[MATERIAL SHOWN]
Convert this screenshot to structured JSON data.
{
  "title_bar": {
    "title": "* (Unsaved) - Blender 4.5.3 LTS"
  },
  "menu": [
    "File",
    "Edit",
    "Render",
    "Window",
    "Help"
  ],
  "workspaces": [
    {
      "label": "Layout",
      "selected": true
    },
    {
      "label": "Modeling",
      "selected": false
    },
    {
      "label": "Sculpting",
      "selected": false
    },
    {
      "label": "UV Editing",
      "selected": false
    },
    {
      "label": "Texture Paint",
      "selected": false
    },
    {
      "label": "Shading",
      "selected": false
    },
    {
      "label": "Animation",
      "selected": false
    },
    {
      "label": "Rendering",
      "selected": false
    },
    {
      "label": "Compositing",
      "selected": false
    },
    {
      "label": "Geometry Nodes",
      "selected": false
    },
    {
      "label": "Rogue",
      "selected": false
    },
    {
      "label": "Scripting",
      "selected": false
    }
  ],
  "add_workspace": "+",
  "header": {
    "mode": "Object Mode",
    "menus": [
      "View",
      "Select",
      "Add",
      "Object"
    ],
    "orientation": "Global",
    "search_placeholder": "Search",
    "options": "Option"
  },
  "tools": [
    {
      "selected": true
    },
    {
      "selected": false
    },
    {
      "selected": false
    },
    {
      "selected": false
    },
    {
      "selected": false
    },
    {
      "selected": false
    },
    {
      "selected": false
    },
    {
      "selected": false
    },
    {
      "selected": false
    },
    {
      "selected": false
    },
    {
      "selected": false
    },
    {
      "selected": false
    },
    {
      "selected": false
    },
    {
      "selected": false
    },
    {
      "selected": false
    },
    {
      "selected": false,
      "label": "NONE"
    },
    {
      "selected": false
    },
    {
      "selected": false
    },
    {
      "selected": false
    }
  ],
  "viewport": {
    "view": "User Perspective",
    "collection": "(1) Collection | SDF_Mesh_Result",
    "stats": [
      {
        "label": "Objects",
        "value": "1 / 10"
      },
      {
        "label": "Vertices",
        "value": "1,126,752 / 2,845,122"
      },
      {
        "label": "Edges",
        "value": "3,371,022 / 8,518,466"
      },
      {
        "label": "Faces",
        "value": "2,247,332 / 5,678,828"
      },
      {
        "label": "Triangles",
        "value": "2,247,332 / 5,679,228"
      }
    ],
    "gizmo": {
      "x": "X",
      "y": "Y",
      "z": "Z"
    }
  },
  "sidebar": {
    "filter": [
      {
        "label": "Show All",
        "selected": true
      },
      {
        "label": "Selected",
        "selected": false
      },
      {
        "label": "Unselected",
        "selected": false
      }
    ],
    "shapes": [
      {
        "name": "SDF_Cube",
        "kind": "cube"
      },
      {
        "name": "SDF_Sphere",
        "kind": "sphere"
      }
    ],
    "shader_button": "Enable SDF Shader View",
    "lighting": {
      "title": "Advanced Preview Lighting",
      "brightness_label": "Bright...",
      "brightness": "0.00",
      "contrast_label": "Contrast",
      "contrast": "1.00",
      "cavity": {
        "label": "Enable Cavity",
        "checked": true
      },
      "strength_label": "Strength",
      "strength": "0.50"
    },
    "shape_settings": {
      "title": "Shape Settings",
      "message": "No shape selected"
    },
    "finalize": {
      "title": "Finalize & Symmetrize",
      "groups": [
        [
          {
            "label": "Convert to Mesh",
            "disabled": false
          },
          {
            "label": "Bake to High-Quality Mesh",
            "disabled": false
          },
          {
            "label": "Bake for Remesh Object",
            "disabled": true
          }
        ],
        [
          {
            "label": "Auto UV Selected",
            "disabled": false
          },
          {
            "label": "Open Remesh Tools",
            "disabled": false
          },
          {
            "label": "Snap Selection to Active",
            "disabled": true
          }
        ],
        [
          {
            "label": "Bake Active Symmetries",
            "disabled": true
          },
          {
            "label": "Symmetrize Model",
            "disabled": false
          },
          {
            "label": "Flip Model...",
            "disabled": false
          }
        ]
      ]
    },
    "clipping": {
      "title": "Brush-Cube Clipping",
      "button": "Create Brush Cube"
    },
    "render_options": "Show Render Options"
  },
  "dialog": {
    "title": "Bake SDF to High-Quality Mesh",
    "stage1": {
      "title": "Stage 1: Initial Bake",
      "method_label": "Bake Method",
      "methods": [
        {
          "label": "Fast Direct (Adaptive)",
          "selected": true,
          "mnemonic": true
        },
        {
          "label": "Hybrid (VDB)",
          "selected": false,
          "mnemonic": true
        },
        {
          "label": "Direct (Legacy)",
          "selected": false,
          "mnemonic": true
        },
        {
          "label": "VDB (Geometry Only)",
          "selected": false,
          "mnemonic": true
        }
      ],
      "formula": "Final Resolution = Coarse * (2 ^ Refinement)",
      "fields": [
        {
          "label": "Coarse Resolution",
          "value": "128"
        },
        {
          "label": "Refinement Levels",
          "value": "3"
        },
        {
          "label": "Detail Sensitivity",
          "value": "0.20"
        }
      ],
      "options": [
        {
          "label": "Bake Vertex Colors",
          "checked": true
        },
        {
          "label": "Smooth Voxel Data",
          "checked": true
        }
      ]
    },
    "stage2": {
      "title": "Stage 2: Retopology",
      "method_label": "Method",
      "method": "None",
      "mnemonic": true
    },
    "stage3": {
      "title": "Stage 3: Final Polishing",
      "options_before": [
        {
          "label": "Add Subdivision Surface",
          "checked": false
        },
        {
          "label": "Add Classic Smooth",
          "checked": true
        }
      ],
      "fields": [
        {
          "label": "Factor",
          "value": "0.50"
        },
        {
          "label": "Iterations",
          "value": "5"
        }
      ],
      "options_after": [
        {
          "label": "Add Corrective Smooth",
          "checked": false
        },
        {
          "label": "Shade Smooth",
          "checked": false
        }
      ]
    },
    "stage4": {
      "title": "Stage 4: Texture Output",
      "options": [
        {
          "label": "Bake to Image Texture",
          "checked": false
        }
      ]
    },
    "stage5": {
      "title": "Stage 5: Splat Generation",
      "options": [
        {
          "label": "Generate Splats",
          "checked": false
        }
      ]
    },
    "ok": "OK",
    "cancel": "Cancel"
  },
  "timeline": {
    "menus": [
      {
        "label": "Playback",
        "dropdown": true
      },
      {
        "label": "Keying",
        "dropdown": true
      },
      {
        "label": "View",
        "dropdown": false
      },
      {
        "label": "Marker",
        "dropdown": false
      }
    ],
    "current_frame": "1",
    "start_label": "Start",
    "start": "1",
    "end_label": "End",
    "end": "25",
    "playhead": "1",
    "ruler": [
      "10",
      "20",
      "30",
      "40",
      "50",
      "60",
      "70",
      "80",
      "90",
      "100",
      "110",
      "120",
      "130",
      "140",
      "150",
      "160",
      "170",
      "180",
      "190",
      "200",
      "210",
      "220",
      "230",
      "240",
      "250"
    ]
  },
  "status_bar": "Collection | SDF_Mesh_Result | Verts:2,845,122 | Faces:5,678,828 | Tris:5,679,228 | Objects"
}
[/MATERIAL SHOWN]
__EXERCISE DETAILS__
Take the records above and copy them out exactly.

__RESPONSE__
Convert this screenshot to structured JSON data.
{
  "title_bar": {
    "title": "* (Unsaved) - Blender 4.5.3 LTS"
  },
  "menu": [
    "File",
    "Edit",
    "Render",
    "Window",
    "Help"
  ],
  "workspaces": [
    {
      "label": "Layout",
      "selected": true
    },
    {
      "label": "Modeling",
      "selected": false
    },
    {
      "label": "Sculpting",
      "selected": false
    },
    {
      "label": "UV Editing",
      "selected": false
    },
    {
      "label": "Texture Paint",
      "selected": false
    },
    {
      "label": "Shading",
      "selected": false
    },
    {
      "label": "Animation",
      "selected": false
    },
    {
      "label": "Rendering",
      "selected": false
    },
    {
      "label": "Compositing",
      "selected": false
    },
    {
      "label": "Geometry Nodes",
      "selected": false
    },
    {
      "label": "Rogue",
      "selected": false
    },
    {
      "label": "Scripting",
      "selected": false
    }
  ],
  "add_workspace": "+",
  "header": {
    "mode": "Object Mode",
    "menus": [
      "View",
      "Select",
      "Add",
      "Object"
    ],
    "orientation": "Global",
    "search_placeholder": "Search",
    "options": "Option"
  },
  "tools": [
    {
      "selected": true
    },
    {
      "selected": false
    },
    {
      "selected": false
    },
    {
      "selected": false
    },
    {
      "selected": false
    },
    {
      "selected": false
    },
    {
      "selected": false
    },
    {
      "selected": false
    },
    {
      "selected": false
    },
    {
      "selected": false
    },
    {
      "selected": false
    },
    {
      "selected": false
    },
    {
      "selected": false
    },
    {
      "selected": false
    },
    {
      "selected": false
    },
    {
      "selected": false,
      "label": "NONE"
    },
    {
      "selected": false
    },
    {
      "selected": false
    },
    {
      "selected": false
    }
  ],
  "viewport": {
    "view": "User Perspective",
    "collection": "(1) Collection | SDF_Mesh_Result",
    "stats": [
      {
        "label": "Objects",
        "value": "1 / 10"
      },
      {
        "label": "Vertices",
        "value": "1,126,752 / 2,845,122"
      },
      {
        "label": "Edges",
        "value": "3,371,022 / 8,518,466"
      },
      {
        "label": "Faces",
        "value": "2,247,332 / 5,678,828"
      },
      {
        "label": "Triangles",
        "value": "2,247,332 / 5,679,228"
      }
    ],
    "gizmo": {
      "x": "X",
      "y": "Y",
      "z": "Z"
    }
  },
  "sidebar": {
    "filter": [
      {
        "label": "Show All",
        "selected": true
      },
      {
        "label": "Selected",
        "selected": false
      },
      {
        "label": "Unselected",
        "selected": false
      }
    ],
    "shapes": [
      {
        "name": "SDF_Cube",
        "kind": "cube"
      },
      {
        "name": "SDF_Sphere",
        "kind": "sphere"
      }
    ],
    "shader_button": "Enable SDF Shader View",
    "lighting": {
      "title": "Advanced Preview Lighting",
      "brightness_label": "Bright...",
      "brightness": "0.00",
      "contrast_label": "Contrast",
      "contrast": "1.00",
      "cavity": {
        "label": "Enable Cavity",
        "checked": true
      },
      "strength_label": "Strength",
      "strength": "0.50"
    },
    "shape_settings": {
      "title": "Shape Settings",
      "message": "No shape selected"
    },
    "finalize": {
      "title": "Finalize & Symmetrize",
      "groups": [
        [
          {
            "label": "Convert to Mesh",
            "disabled": false
          },
          {
            "label": "Bake to High-Quality Mesh",
            "disabled": false
          },
          {
            "label": "Bake for Remesh Object",
            "disabled": true
          }
        ],
        [
          {
            "label": "Auto UV Selected",
            "disabled": false
          },
          {
            "label": "Open Remesh Tools",
            "disabled": false
          },
          {
            "label": "Snap Selection to Active",
            "disabled": true
          }
        ],
        [
          {
            "label": "Bake Active Symmetries",
            "disabled": true
          },
          {
            "label": "Symmetrize Model",
            "disabled": false
          },
          {
            "label": "Flip Model...",
            "disabled": false
          }
        ]
      ]
    },
    "clipping": {
      "title": "Brush-Cube Clipping",
      "button": "Create Brush Cube"
    },
    "render_options": "Show Render Options"
  },
  "dialog": {
    "title": "Bake SDF to High-Quality Mesh",
    "stage1": {
      "title": "Stage 1: Initial Bake",
      "method_label": "Bake Method",
      "methods": [
        {
          "label": "Fast Direct (Adaptive)",
          "selected": true,
          "mnemonic": true
        },
        {
          "label": "Hybrid (VDB)",
          "selected": false,
          "mnemonic": true
        },
        {
          "label": "Direct (Legacy)",
          "selected": false,
          "mnemonic": true
        },
        {
          "label": "VDB (Geometry Only)",
          "selected": false,
          "mnemonic": true
        }
      ],
      "formula": "Final Resolution = Coarse * (2 ^ Refinement)",
      "fields": [
        {
          "label": "Coarse Resolution",
          "value": "128"
        },
        {
          "label": "Refinement Levels",
          "value": "3"
        },
        {
          "label": "Detail Sensitivity",
          "value": "0.20"
        }
      ],
      "options": [
        {
          "label": "Bake Vertex Colors",
          "checked": true
        },
        {
          "label": "Smooth Voxel Data",
          "checked": true
        }
      ]
    },
    "stage2": {
      "title": "Stage 2: Retopology",
      "method_label": "Method",
      "method": "None",
      "mnemonic": true
    },
    "stage3": {
      "title": "Stage 3: Final Polishing",
      "options_before": [
        {
          "label": "Add Subdivision Surface",
          "checked": false
        },
        {
          "label": "Add Classic Smooth",
          "checked": true
        }
      ],
      "fields": [
        {
          "label": "Factor",
          "value": "0.50"
        },
        {
          "label": "Iterations",
          "value": "5"
        }
      ],
      "options_after": [
        {
          "label": "Add Corrective Smooth",
          "checked": false
        },
        {
          "label": "Shade Smooth",
          "checked": false
        }
      ]
    },
    "stage4": {
      "title": "Stage 4: Texture Output",
      "options": [
        {
          "label": "Bake to Image Texture",
          "checked": false
        }
      ]
    },
    "stage5": {
      "title": "Stage 5: Splat Generation",
      "options": [
        {
          "label": "Generate Splats",
          "checked": false
        }
      ]
    },
    "ok": "OK",
    "cancel": "Cancel"
  },
  "timeline": {
    "menus": [
      {
        "label": "Playback",
        "dropdown": true
      },
      {
        "label": "Keying",
        "dropdown": true
      },
      {
        "label": "View",
        "dropdown": false
      },
      {
        "label": "Marker",
        "dropdown": false
      }
    ],
    "current_frame": "1",
    "start_label": "Start",
    "start": "1",
    "end_label": "End",
    "end": "25",
    "playhead": "1",
    "ruler": [
      "10",
      "20",
      "30",
      "40",
      "50",
      "60",
      "70",
      "80",
      "90",
      "100",
      "110",
      "120",
      "130",
      "140",
      "150",
      "160",
      "170",
      "180",
      "190",
      "200",
      "210",
      "220",
      "230",
      "240",
      "250"
    ]
  },
  "status_bar": "Collection | SDF_Mesh_Result | Verts:2,845,122 | Faces:5,678,828 | Tris:5,679,228 | Objects"
}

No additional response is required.